Doc Rivers began utilizing Bradley in different ways that allowed him to contribute without being relied on as a jumpshooter. Back-door cuts became his best friend, and the two have been inseparable ever since. According to MySynergySpots.com, 18 percent of offensive plays involving Bradley have come off of cuts to the basket. On those plays, Bradley is shooting 37 of 52, or a fantastic 71.2 percent.
That's not the only area where Bradley has been able to contribute on offense. The confidence instilled in him by his teammates, coaches and the fact that he has been trusted with valuable minutes has done wonders for the rest of his offense game. He is shooting a much better 43.1 percent during spot-up opportunities and 66.7 percent in transition. Simply put, Bradley has found ways to make an impact.
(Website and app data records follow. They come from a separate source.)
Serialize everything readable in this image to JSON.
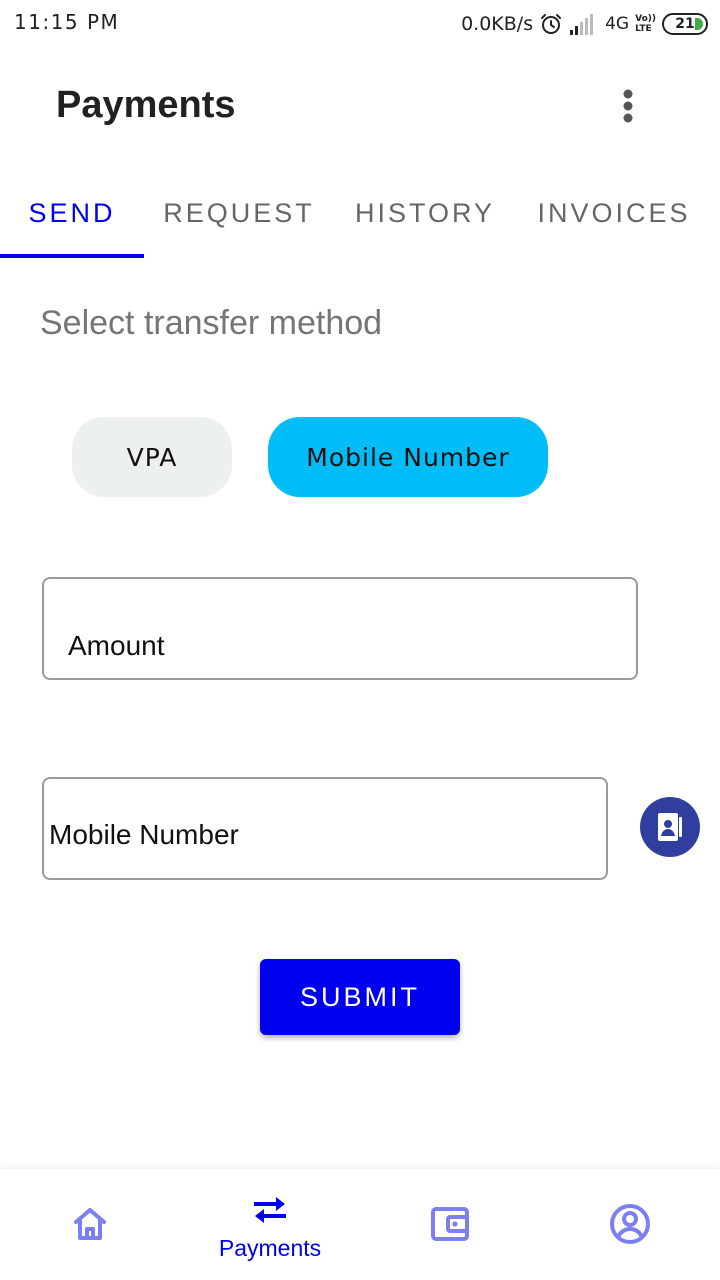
{
  "status_bar": {
    "time": "11:15 PM",
    "net_speed": "0.0KB/s",
    "network_type": "4G",
    "volte_top": "Vo))",
    "volte_bottom": "LTE",
    "battery": "21"
  },
  "app_bar": {
    "title": "Payments",
    "more_icon": "more-vert-icon"
  },
  "tabs": [
    {
      "label": "SEND",
      "active": true
    },
    {
      "label": "REQUEST",
      "active": false
    },
    {
      "label": "HISTORY",
      "active": false
    },
    {
      "label": "INVOICES",
      "active": false
    }
  ],
  "transfer": {
    "section_label": "Select transfer method",
    "methods": [
      {
        "label": "VPA",
        "selected": false
      },
      {
        "label": "Mobile Number",
        "selected": true
      }
    ]
  },
  "form": {
    "amount_placeholder": "Amount",
    "mobile_placeholder": "Mobile Number",
    "contacts_icon": "contacts-icon",
    "submit_label": "SUBMIT"
  },
  "bottom_nav": {
    "items": [
      {
        "icon": "home-icon",
        "label": "",
        "active": false
      },
      {
        "icon": "swap-arrows-icon",
        "label": "Payments",
        "active": true
      },
      {
        "icon": "wallet-icon",
        "label": "",
        "active": false
      },
      {
        "icon": "account-icon",
        "label": "",
        "active": false
      }
    ]
  },
  "colors": {
    "accent": "#0000ee",
    "selected_chip": "#00bdf7",
    "unselected_chip": "#edf0f1",
    "contacts_button": "#303f9f",
    "nav_icon": "#7b7ff0"
  }
}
It's well documented that offense isn't Bradley's forte. Sure, he is an athletic freak and brings a lot to the table in that department, but that athleticism also provides him with a unique gift on the other side of the ball. That gift is stifling on-ball defense.
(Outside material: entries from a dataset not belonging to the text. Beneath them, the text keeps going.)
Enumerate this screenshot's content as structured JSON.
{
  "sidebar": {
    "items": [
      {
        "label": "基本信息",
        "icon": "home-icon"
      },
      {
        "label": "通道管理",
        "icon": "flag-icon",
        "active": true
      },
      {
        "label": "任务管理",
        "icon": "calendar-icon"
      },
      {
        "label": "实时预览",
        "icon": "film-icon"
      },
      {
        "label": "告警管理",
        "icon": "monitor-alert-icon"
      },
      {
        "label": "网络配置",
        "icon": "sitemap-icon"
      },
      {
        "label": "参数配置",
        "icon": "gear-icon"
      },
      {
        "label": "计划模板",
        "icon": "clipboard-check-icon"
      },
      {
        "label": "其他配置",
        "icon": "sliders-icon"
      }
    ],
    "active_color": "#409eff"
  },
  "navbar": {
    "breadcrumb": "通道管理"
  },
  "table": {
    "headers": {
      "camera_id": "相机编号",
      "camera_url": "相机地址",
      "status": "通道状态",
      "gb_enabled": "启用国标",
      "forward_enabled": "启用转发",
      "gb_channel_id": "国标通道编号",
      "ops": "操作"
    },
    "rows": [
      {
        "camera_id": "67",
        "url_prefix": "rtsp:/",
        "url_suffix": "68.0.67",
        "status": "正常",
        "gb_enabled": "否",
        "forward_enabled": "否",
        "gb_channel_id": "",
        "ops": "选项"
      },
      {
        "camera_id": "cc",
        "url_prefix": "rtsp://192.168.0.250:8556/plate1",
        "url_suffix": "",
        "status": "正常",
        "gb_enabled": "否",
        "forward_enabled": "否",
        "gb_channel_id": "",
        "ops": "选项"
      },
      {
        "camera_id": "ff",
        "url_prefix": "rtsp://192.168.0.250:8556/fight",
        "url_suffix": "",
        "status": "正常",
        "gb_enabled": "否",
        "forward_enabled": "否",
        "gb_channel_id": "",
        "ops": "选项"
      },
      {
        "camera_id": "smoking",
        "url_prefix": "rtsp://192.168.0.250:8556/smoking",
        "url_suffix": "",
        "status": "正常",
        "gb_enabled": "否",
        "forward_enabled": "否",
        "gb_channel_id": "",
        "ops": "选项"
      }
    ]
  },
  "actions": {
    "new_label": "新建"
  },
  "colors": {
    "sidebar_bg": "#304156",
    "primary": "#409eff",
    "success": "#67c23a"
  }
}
Bradley is destroying his match-up's spot-up opportunities. Opponents are shooting a measly 26.8 percent against Bradley on 19 of 71 shooting. Those are fantastic numbers from a guy who was inserted into the lineup to play against players who generally outweigh him, are taller than him and are more well known than him.
Avery's presence in the Celtics starting lineup has helped it attain astounding defensive numbers. According to MySynergySports.com, the Celtics boast the league's best overall defense, post-up defense, spot-up defense, pick and roll defense and hand off defense. Boston's defensive dominance also has the team ranked fifth overall in defense during isolation plays.
During the Celtics 18-7 stretch since the All-Star break they have overtaken the Sixers as the league's best team in terms of defensive efficiency. The Celtics are posting a defensive efficiency of 95.3 while the league average is 101.7. Those are just insane numbers. Add those numbers to the preconceived notion coming into 2012 that the Celtics were just "too old" and you get a performance that not many people thought was possible. And Bradley is one of the primary contributors to those numbers. The 6-foot-2, 180 pound guard has developed into a player whose impact on both offense and defense has become invaluable.
If the Celtics are to continue their impressive run and compete deep into the playoffs, it will be a necessity for Bradley to continue learning, growing and playing as well as he has this season. Growing pains are inevitable, but Bradley has given no reason to believe he won't be able to continue playing well. He's a regular contributor in the NBA, now, and he doesn't seem to have any plans on changing that anytime soon.